::: Data shown :::
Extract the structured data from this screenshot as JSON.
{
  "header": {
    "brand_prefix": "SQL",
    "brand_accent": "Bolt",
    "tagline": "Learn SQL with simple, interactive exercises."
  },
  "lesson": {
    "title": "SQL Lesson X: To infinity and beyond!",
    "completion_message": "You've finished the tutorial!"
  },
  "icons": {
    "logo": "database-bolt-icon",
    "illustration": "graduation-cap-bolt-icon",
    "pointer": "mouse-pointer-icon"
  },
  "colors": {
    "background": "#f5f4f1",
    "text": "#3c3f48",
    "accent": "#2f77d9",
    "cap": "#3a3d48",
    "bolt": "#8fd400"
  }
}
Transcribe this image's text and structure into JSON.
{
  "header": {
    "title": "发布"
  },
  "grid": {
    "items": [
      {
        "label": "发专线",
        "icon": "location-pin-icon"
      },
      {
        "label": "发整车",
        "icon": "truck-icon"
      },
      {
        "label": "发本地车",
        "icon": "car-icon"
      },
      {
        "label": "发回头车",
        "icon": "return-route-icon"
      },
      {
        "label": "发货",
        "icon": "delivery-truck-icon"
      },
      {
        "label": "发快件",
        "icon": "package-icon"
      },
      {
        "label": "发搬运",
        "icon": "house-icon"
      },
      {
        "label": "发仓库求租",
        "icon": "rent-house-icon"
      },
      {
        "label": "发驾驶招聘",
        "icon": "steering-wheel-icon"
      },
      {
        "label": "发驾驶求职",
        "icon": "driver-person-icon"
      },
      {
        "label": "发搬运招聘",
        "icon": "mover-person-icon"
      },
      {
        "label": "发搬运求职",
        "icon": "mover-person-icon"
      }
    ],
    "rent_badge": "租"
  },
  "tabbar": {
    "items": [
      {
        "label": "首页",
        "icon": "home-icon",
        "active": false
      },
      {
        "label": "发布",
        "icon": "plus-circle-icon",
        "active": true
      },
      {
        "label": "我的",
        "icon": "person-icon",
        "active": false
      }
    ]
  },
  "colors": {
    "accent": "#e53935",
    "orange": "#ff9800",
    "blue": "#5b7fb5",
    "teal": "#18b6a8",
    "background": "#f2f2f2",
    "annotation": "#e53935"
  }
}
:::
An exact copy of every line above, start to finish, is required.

» Finished task
Extract the structured data from this screenshot as JSON.
{
  "header": {
    "brand_prefix": "SQL",
    "brand_accent": "Bolt",
    "tagline": "Learn SQL with simple, interactive exercises."
  },
  "lesson": {
    "title": "SQL Lesson X: To infinity and beyond!",
    "completion_message": "You've finished the tutorial!"
  },
  "icons": {
    "logo": "database-bolt-icon",
    "illustration": "graduation-cap-bolt-icon",
    "pointer": "mouse-pointer-icon"
  },
  "colors": {
    "background": "#f5f4f1",
    "text": "#3c3f48",
    "accent": "#2f77d9",
    "cap": "#3a3d48",
    "bolt": "#8fd400"
  }
}
Transcribe this image's text and structure into JSON.
{
  "header": {
    "title": "发布"
  },
  "grid": {
    "items": [
      {
        "label": "发专线",
        "icon": "location-pin-icon"
      },
      {
        "label": "发整车",
        "icon": "truck-icon"
      },
      {
        "label": "发本地车",
        "icon": "car-icon"
      },
      {
        "label": "发回头车",
        "icon": "return-route-icon"
      },
      {
        "label": "发货",
        "icon": "delivery-truck-icon"
      },
      {
        "label": "发快件",
        "icon": "package-icon"
      },
      {
        "label": "发搬运",
        "icon": "house-icon"
      },
      {
        "label": "发仓库求租",
        "icon": "rent-house-icon"
      },
      {
        "label": "发驾驶招聘",
        "icon": "steering-wheel-icon"
      },
      {
        "label": "发驾驶求职",
        "icon": "driver-person-icon"
      },
      {
        "label": "发搬运招聘",
        "icon": "mover-person-icon"
      },
      {
        "label": "发搬运求职",
        "icon": "mover-person-icon"
      }
    ],
    "rent_badge": "租"
  },
  "tabbar": {
    "items": [
      {
        "label": "首页",
        "icon": "home-icon",
        "active": false
      },
      {
        "label": "发布",
        "icon": "plus-circle-icon",
        "active": true
      },
      {
        "label": "我的",
        "icon": "person-icon",
        "active": false
      }
    ]
  },
  "colors": {
    "accent": "#e53935",
    "orange": "#ff9800",
    "blue": "#5b7fb5",
    "teal": "#18b6a8",
    "background": "#f2f2f2",
    "annotation": "#e53935"
  }
}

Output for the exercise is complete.